**THE PROBLEM:** Take every line from the listing below that includes "Language" and copy it.

··· RECORDS SHOWN ···

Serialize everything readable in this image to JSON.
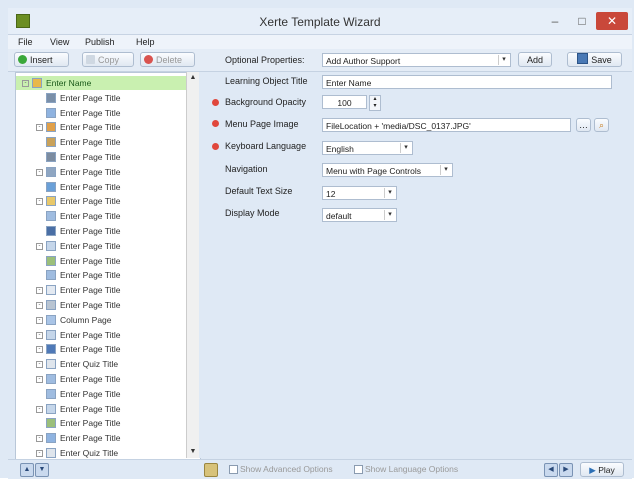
{
  "window": {
    "title": "Xerte Template Wizard",
    "controls": {
      "minimize": "–",
      "maximize": "□",
      "close": "✕"
    }
  },
  "menu": [
    "File",
    "View",
    "Publish",
    "Help"
  ],
  "toolbar": {
    "insert": "Insert",
    "copy": "Copy",
    "delete": "Delete"
  },
  "tree": {
    "items": [
      {
        "label": "Enter Name",
        "expander": "⊟",
        "icon": "home-icon",
        "selected": true
      },
      {
        "label": "Enter Page Title",
        "expander": "",
        "icon": "audio-icon"
      },
      {
        "label": "Enter Page Title",
        "expander": "",
        "icon": "speech-bubble-icon"
      },
      {
        "label": "Enter Page Title",
        "expander": "⊞",
        "icon": "image-text-icon"
      },
      {
        "label": "Enter Page Title",
        "expander": "",
        "icon": "image-icon"
      },
      {
        "label": "Enter Page Title",
        "expander": "",
        "icon": "grid-icon"
      },
      {
        "label": "Enter Page Title",
        "expander": "⊞",
        "icon": "magnifier-icon"
      },
      {
        "label": "Enter Page Title",
        "expander": "",
        "icon": "crop-icon"
      },
      {
        "label": "Enter Page Title",
        "expander": "⊞",
        "icon": "pointer-icon"
      },
      {
        "label": "Enter Page Title",
        "expander": "",
        "icon": "page-icon"
      },
      {
        "label": "Enter Page Title",
        "expander": "",
        "icon": "bars-icon"
      },
      {
        "label": "Enter Page Title",
        "expander": "⊞",
        "icon": "window-icon"
      },
      {
        "label": "Enter Page Title",
        "expander": "",
        "icon": "media-icon"
      },
      {
        "label": "Enter Page Title",
        "expander": "",
        "icon": "page-icon"
      },
      {
        "label": "Enter Page Title",
        "expander": "⊞",
        "icon": "document-icon"
      },
      {
        "label": "Enter Page Title",
        "expander": "⊞",
        "icon": "line-icon"
      },
      {
        "label": "Column Page",
        "expander": "⊞",
        "icon": "columns-icon"
      },
      {
        "label": "Enter Page Title",
        "expander": "⊞",
        "icon": "window-icon"
      },
      {
        "label": "Enter Page Title",
        "expander": "⊞",
        "icon": "form-icon"
      },
      {
        "label": "Enter Quiz Title",
        "expander": "⊞",
        "icon": "quiz-icon"
      },
      {
        "label": "Enter Page Title",
        "expander": "⊞",
        "icon": "page-icon"
      },
      {
        "label": "Enter Page Title",
        "expander": "",
        "icon": "page-icon"
      },
      {
        "label": "Enter Page Title",
        "expander": "⊞",
        "icon": "window-icon"
      },
      {
        "label": "Enter Page Title",
        "expander": "",
        "icon": "media-icon"
      },
      {
        "label": "Enter Page Title",
        "expander": "⊞",
        "icon": "speech-bubble-icon"
      },
      {
        "label": "Enter Quiz Title",
        "expander": "⊞",
        "icon": "quiz-icon"
      }
    ]
  },
  "properties": {
    "optional_label": "Optional Properties:",
    "optional_select": "Add Author Support",
    "add_button": "Add",
    "save_button": "Save",
    "title_label": "Learning Object Title",
    "title_value": "Enter Name",
    "opacity_label": "Background Opacity",
    "opacity_value": "100",
    "menu_image_label": "Menu Page Image",
    "menu_image_value": "FileLocation + 'media/DSC_0137.JPG'",
    "keyboard_label": "Keyboard Language",
    "keyboard_value": "English",
    "navigation_label": "Navigation",
    "navigation_value": "Menu with Page Controls",
    "text_size_label": "Default Text Size",
    "text_size_value": "12",
    "display_mode_label": "Display Mode",
    "display_mode_value": "default"
  },
  "bottom": {
    "advanced_options": "Show Advanced Options",
    "language_options": "Show Language Options",
    "play_button": "Play"
  }
}
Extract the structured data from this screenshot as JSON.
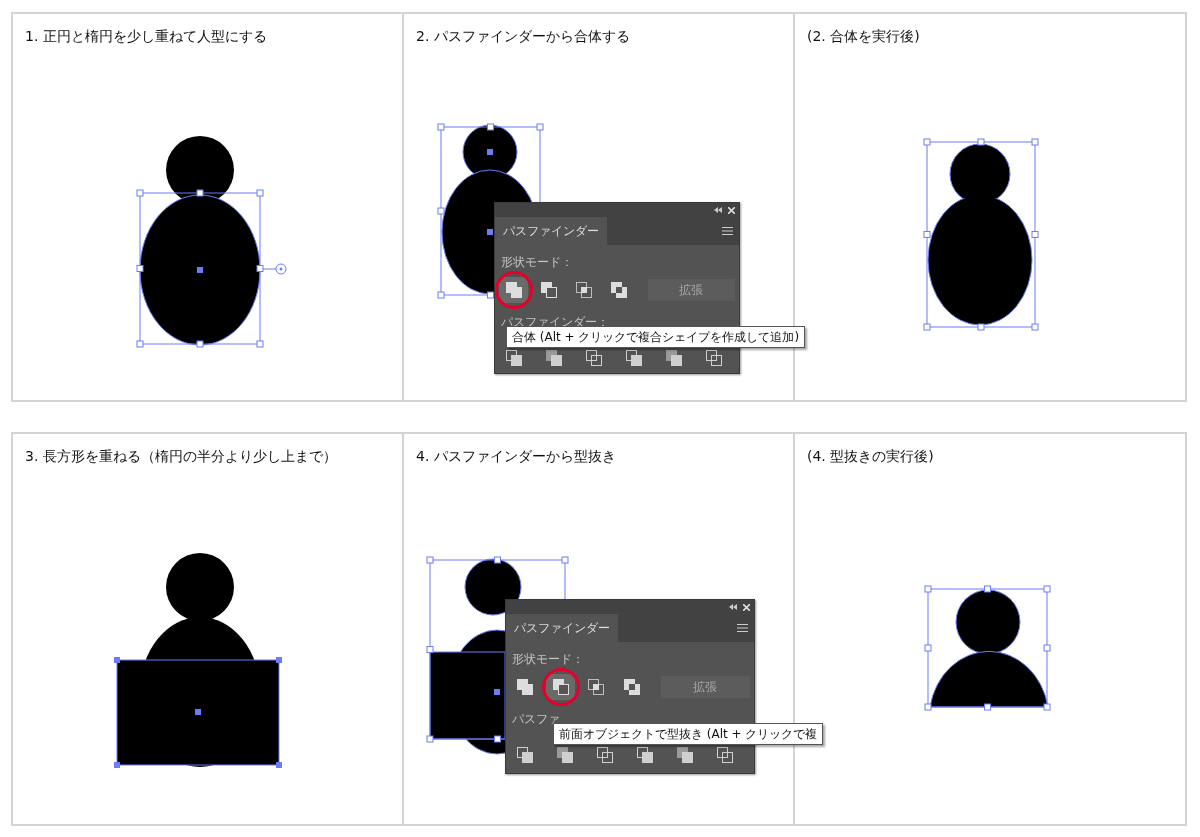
{
  "steps": [
    {
      "caption": "1. 正円と楕円を少し重ねて人型にする",
      "kind": "overlap"
    },
    {
      "caption": "2. パスファインダーから合体する",
      "kind": "unite_panel",
      "panel": {
        "tab": "パスファインダー",
        "shape_modes_label": "形状モード：",
        "shape_modes": [
          {
            "selected": true
          },
          {
            "selected": false
          },
          {
            "selected": false
          },
          {
            "selected": false
          }
        ],
        "expand_button": {
          "label": "拡張",
          "disabled": true
        },
        "pathfinders_label": "パスファインダー：",
        "tooltip": "合体 (Alt + クリックで複合シェイプを作成して追加)"
      }
    },
    {
      "caption": "(2. 合体を実行後)",
      "kind": "united"
    },
    {
      "caption": "3. 長方形を重ねる（楕円の半分より少し上まで）",
      "kind": "rectangle"
    },
    {
      "caption": "4. パスファインダーから型抜き",
      "kind": "minus_panel",
      "panel": {
        "tab": "パスファインダー",
        "shape_modes_label": "形状モード：",
        "shape_modes": [
          {
            "selected": false
          },
          {
            "selected": true
          },
          {
            "selected": false
          },
          {
            "selected": false
          }
        ],
        "expand_button": {
          "label": "拡張",
          "disabled": true
        },
        "pathfinders_label": "パスファ",
        "tooltip": "前面オブジェクトで型抜き (Alt + クリックで複"
      }
    },
    {
      "caption": "(4. 型抜きの実行後)",
      "kind": "result"
    }
  ]
}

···

**ANSWER:**
    "keyboard_label": "Keyboard Language",
    "language_options": "Show Language Options",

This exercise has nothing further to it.